Scan the records below and report how many lines contain the word "JSON", giving the number by itself.

*** DATA IN THIS EXERCISE ***

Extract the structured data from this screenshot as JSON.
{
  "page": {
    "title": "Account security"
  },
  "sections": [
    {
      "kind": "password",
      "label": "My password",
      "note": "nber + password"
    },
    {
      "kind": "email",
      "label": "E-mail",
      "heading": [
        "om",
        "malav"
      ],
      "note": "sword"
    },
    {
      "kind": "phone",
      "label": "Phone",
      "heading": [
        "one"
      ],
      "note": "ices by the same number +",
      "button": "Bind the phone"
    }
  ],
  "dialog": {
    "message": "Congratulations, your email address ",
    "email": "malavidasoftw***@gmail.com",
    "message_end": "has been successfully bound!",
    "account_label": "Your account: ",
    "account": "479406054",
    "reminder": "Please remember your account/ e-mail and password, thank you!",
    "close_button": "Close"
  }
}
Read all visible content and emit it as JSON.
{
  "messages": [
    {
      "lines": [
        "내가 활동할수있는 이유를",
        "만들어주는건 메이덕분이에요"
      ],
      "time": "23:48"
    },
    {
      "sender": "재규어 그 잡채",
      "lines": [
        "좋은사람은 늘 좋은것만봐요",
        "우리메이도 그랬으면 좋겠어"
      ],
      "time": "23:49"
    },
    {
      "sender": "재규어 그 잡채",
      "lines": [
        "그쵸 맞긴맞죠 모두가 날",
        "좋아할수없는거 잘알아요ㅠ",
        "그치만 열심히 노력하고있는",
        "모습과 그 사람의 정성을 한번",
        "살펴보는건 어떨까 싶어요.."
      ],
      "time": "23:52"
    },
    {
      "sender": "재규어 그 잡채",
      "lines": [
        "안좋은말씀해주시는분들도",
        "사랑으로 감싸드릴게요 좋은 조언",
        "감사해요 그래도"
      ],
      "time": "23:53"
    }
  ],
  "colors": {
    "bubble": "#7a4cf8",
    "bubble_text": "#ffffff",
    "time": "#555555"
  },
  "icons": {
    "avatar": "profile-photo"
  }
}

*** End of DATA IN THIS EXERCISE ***

» **RESPONSE TO THE EXERCISE**
2